> Task description: The records below are to be duplicated character for character.

> Data supplied:
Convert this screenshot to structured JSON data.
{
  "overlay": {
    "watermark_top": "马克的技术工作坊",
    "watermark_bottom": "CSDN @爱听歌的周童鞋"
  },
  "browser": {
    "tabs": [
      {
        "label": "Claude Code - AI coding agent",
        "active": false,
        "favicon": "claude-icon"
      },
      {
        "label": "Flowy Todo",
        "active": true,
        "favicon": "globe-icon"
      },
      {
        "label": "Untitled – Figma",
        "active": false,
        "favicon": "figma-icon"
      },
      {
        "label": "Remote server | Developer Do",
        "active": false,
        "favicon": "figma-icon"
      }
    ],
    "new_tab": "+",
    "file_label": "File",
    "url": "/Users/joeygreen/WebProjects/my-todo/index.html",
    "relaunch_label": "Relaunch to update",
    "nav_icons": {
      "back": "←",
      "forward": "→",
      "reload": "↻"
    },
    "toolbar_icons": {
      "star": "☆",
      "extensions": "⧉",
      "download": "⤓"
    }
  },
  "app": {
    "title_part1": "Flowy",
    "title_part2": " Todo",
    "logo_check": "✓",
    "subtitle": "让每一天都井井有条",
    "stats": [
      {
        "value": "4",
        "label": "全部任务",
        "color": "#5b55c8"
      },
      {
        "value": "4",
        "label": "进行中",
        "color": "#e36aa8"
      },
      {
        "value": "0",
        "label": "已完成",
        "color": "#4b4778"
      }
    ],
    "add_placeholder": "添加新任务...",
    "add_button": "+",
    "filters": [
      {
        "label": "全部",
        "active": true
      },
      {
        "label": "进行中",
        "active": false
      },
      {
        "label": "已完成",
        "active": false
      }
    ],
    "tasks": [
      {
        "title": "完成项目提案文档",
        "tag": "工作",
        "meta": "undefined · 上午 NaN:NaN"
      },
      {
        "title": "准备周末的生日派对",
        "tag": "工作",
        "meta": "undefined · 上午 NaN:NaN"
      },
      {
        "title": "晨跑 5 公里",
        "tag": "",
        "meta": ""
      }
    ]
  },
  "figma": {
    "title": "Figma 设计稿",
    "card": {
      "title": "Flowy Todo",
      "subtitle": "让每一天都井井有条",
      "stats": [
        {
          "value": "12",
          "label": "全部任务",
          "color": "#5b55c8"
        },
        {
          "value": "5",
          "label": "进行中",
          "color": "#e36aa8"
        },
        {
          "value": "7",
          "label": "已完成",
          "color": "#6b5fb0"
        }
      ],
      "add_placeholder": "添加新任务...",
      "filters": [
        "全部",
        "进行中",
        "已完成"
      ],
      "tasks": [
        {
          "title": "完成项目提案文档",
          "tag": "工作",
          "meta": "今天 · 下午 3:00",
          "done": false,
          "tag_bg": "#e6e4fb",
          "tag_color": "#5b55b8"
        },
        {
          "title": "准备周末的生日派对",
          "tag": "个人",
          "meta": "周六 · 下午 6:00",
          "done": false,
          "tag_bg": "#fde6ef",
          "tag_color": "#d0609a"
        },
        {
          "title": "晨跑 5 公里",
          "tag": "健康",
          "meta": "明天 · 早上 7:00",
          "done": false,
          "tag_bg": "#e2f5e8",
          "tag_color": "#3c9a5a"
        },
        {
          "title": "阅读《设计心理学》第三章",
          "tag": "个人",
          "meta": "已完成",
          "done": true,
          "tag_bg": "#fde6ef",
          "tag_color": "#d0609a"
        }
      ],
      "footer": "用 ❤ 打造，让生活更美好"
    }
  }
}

> Answer for the task:
Convert this screenshot to structured JSON data.
{
  "overlay": {
    "watermark_top": "马克的技术工作坊",
    "watermark_bottom": "CSDN @爱听歌的周童鞋"
  },
  "browser": {
    "tabs": [
      {
        "label": "Claude Code - AI coding agent",
        "active": false,
        "favicon": "claude-icon"
      },
      {
        "label": "Flowy Todo",
        "active": true,
        "favicon": "globe-icon"
      },
      {
        "label": "Untitled – Figma",
        "active": false,
        "favicon": "figma-icon"
      },
      {
        "label": "Remote server | Developer Do",
        "active": false,
        "favicon": "figma-icon"
      }
    ],
    "new_tab": "+",
    "file_label": "File",
    "url": "/Users/joeygreen/WebProjects/my-todo/index.html",
    "relaunch_label": "Relaunch to update",
    "nav_icons": {
      "back": "←",
      "forward": "→",
      "reload": "↻"
    },
    "toolbar_icons": {
      "star": "☆",
      "extensions": "⧉",
      "download": "⤓"
    }
  },
  "app": {
    "title_part1": "Flowy",
    "title_part2": " Todo",
    "logo_check": "✓",
    "subtitle": "让每一天都井井有条",
    "stats": [
      {
        "value": "4",
        "label": "全部任务",
        "color": "#5b55c8"
      },
      {
        "value": "4",
        "label": "进行中",
        "color": "#e36aa8"
      },
      {
        "value": "0",
        "label": "已完成",
        "color": "#4b4778"
      }
    ],
    "add_placeholder": "添加新任务...",
    "add_button": "+",
    "filters": [
      {
        "label": "全部",
        "active": true
      },
      {
        "label": "进行中",
        "active": false
      },
      {
        "label": "已完成",
        "active": false
      }
    ],
    "tasks": [
      {
        "title": "完成项目提案文档",
        "tag": "工作",
        "meta": "undefined · 上午 NaN:NaN"
      },
      {
        "title": "准备周末的生日派对",
        "tag": "工作",
        "meta": "undefined · 上午 NaN:NaN"
      },
      {
        "title": "晨跑 5 公里",
        "tag": "",
        "meta": ""
      }
    ]
  },
  "figma": {
    "title": "Figma 设计稿",
    "card": {
      "title": "Flowy Todo",
      "subtitle": "让每一天都井井有条",
      "stats": [
        {
          "value": "12",
          "label": "全部任务",
          "color": "#5b55c8"
        },
        {
          "value": "5",
          "label": "进行中",
          "color": "#e36aa8"
        },
        {
          "value": "7",
          "label": "已完成",
          "color": "#6b5fb0"
        }
      ],
      "add_placeholder": "添加新任务...",
      "filters": [
        "全部",
        "进行中",
        "已完成"
      ],
      "tasks": [
        {
          "title": "完成项目提案文档",
          "tag": "工作",
          "meta": "今天 · 下午 3:00",
          "done": false,
          "tag_bg": "#e6e4fb",
          "tag_color": "#5b55b8"
        },
        {
          "title": "准备周末的生日派对",
          "tag": "个人",
          "meta": "周六 · 下午 6:00",
          "done": false,
          "tag_bg": "#fde6ef",
          "tag_color": "#d0609a"
        },
        {
          "title": "晨跑 5 公里",
          "tag": "健康",
          "meta": "明天 · 早上 7:00",
          "done": false,
          "tag_bg": "#e2f5e8",
          "tag_color": "#3c9a5a"
        },
        {
          "title": "阅读《设计心理学》第三章",
          "tag": "个人",
          "meta": "已完成",
          "done": true,
          "tag_bg": "#fde6ef",
          "tag_color": "#d0609a"
        }
      ],
      "footer": "用 ❤ 打造，让生活更美好"
    }
  }
}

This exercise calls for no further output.